Some folks get hung up on single barrels, single malts, etc. I make it a point at any of my tasting events for my guests to keep an open mind - the whole #DrinkCurious philosophy is pushed hard. Single barrels and single malts can be awesome, but blending is a learned skill and unless you're very, very lucky, you don't just mix things together and wind up with a good finished product. Play around with an infinity bottle - you'll understand that many great whiskeys blended together do not necessarily make for a good blend. Believe me, I know. I've dumped my own attempts at infinity bottles down the drain because they were just horrific.
Today I'm sipping on Batch 28 Bourbon from Barrell Craft Spirits. If you're unfamiliar with Barrell, they aren't distillers, they're blenders. They're also, for the most part, at the top tier of American blenders. I won't say that I've loved everything Barrell has put out, but I will say that I've enjoyed most of it. A good example of Bottle and Bust ratings for Barrell can be found on my review of their Private Release Series. The nice thing about Barrell, good or bad, is that everything is bottled at barrel-proof. They dilute nothing.
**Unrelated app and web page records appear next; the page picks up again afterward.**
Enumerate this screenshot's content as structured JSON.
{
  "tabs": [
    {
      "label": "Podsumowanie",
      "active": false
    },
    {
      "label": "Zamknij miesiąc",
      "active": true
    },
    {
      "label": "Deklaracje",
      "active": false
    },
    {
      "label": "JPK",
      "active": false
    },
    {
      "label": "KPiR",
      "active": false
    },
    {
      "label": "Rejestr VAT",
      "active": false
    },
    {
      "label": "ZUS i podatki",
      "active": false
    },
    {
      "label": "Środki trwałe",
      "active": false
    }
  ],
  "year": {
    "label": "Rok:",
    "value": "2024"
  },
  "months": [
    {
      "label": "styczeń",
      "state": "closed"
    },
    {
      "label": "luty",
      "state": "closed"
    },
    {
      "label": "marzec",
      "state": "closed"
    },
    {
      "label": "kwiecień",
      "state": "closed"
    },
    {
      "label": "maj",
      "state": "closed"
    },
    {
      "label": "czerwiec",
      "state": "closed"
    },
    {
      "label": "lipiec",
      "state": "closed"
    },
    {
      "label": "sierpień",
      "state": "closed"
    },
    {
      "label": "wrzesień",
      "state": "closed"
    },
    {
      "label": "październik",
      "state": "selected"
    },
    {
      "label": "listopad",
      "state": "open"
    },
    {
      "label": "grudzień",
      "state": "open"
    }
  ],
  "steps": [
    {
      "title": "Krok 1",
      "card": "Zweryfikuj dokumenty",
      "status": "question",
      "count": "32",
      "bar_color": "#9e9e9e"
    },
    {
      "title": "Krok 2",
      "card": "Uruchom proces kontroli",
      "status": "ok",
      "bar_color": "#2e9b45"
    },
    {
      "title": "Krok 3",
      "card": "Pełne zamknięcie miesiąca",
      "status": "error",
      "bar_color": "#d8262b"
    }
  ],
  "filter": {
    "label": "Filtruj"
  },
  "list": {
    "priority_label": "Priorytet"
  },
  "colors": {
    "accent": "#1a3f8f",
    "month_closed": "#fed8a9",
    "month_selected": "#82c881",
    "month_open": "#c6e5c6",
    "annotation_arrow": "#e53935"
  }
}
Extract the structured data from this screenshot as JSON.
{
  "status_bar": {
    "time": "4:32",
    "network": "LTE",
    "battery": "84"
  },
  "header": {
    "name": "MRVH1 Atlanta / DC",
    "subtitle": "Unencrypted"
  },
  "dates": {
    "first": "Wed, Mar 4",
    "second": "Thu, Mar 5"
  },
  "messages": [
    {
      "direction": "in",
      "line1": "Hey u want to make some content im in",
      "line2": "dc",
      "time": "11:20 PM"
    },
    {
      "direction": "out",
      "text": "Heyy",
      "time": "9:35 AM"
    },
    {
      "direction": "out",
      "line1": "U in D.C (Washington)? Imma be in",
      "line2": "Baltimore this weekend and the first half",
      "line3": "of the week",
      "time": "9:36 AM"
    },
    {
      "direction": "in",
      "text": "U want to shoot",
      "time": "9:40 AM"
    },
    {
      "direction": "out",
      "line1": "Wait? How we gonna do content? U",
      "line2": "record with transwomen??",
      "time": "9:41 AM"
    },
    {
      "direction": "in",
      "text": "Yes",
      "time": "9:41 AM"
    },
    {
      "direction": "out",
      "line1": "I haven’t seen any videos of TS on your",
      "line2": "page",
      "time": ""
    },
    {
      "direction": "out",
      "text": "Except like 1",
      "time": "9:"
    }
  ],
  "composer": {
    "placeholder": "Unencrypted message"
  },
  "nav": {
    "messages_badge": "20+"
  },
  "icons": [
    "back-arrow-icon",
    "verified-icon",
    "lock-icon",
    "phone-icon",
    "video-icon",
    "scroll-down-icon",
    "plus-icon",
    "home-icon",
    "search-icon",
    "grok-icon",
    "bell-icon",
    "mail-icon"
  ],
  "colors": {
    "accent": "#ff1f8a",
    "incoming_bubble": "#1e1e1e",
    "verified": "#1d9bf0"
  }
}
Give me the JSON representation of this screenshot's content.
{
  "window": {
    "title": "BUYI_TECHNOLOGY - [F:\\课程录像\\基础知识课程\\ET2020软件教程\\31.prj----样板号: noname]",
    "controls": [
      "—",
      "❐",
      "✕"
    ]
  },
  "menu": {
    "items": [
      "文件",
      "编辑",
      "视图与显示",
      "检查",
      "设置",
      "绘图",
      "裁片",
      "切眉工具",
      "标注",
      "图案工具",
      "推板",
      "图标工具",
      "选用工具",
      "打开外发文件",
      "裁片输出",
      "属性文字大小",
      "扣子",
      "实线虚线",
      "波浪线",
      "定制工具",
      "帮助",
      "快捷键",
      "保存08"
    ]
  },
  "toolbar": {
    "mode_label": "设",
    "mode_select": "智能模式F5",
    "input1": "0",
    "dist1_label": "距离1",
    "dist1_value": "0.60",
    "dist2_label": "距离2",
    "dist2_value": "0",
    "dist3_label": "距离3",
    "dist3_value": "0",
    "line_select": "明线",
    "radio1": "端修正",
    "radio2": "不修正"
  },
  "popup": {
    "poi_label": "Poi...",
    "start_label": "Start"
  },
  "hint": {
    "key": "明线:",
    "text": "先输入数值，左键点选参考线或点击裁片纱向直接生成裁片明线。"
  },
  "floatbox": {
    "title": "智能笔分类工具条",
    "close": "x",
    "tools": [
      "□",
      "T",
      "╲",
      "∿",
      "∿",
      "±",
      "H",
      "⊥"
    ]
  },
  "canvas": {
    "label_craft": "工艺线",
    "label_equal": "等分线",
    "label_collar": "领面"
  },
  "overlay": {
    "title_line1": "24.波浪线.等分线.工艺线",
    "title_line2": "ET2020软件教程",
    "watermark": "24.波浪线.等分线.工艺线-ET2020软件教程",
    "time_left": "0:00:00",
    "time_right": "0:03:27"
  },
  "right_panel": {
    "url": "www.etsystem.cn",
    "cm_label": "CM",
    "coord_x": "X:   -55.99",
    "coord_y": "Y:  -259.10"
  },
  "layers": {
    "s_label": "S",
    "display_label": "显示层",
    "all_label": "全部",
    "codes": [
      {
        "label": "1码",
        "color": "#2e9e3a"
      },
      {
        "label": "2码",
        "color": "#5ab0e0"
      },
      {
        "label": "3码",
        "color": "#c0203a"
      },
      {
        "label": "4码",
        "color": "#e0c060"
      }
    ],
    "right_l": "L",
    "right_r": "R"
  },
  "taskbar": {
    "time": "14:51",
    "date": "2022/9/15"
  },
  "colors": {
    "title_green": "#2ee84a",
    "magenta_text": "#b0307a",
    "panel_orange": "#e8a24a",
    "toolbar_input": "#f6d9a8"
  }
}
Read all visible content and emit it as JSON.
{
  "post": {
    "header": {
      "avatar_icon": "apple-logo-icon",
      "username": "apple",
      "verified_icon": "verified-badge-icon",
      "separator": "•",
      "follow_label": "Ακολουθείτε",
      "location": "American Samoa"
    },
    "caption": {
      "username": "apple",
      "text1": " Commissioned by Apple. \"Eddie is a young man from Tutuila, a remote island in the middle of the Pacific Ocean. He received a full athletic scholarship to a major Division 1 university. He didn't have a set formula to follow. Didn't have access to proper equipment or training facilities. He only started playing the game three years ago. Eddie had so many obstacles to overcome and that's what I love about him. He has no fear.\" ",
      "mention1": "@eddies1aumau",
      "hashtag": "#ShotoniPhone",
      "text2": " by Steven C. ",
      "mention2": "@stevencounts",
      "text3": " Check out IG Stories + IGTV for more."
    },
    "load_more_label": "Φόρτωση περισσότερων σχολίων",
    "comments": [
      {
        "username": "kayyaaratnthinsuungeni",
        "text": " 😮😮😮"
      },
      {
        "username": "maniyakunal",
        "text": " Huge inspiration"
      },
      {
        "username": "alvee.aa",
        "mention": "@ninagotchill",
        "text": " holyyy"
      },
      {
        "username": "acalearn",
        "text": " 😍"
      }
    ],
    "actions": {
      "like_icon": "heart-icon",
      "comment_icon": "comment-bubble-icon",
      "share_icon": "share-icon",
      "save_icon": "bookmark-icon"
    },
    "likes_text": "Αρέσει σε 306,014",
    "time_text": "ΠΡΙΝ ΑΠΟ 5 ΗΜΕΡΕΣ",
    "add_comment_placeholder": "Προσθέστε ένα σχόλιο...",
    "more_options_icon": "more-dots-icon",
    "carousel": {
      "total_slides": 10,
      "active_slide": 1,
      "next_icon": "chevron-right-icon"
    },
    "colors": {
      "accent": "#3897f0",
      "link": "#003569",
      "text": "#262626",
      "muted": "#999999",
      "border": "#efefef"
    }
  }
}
Batch 28 is a blend of 10- and 11-year Bourbons distilled in Indiana (MGP), Kentucky, and Tennessee (George Dickel). I've stopped trying to nail down who Barrell sources their Kentucky components from. The proof is 108.86° and the suggested retail price is $90.00. Per the youngest whiskey in the blend, it carries a 10-year age statement.
I'd like to thank Barrell Craft Spirits for providing a sample of Batch 28 in exchange for a no-strings-attached, honest review. Let's get to it.
Appearance: In my Glencairn glass, Batch 28 presented as a hazy orange amber. It offered a medium rim, but husky, slow legs that dropped back to the pool while leaving sticky droplets behind.
Nose: Batch 28 was fragrant before I pulled the glass anywhere near my face. A fruitful bouquet of orange zest, apricot, peach, and cherry started things off. They were joined by honey, oak, and a mineral quality that spoke Dickel. When I drew the vapor into my mouth, I could swear a Dreamsicle caressed my tongue.
Palate: I found the mouthfeel to be extremely oily and coated everywhere. As the liquid hit the front of my palate, flavors of orange citrus, cherry, apricot, and strawberry required no effort to discern. At the middle, I tasted a marriage of smoked vanilla and salted caramel. The back featured oak, walnut, orange peel, and clove.
Finish: Long and warming (but not hot), the finish seemed like a blending of Grand Marnier, Triple Sec, smoked oak, black pepper, and a dash of brine.
Bottle, Bar, or Bust: I loved the orchard of fruit on the nose and palate. The mouthfeel was deliciously oily. There was no Flintstone vitamin quality that can come from Dickel-sourced whiskeys. The finish reminiscent of two great liqueurs was a nice touch and unexpected. I believe Barrell has another winner with Batch 28, and I'm happy to tender my coveted Bottle rating. Cheers!
My Simple, Easy to Understand Rating System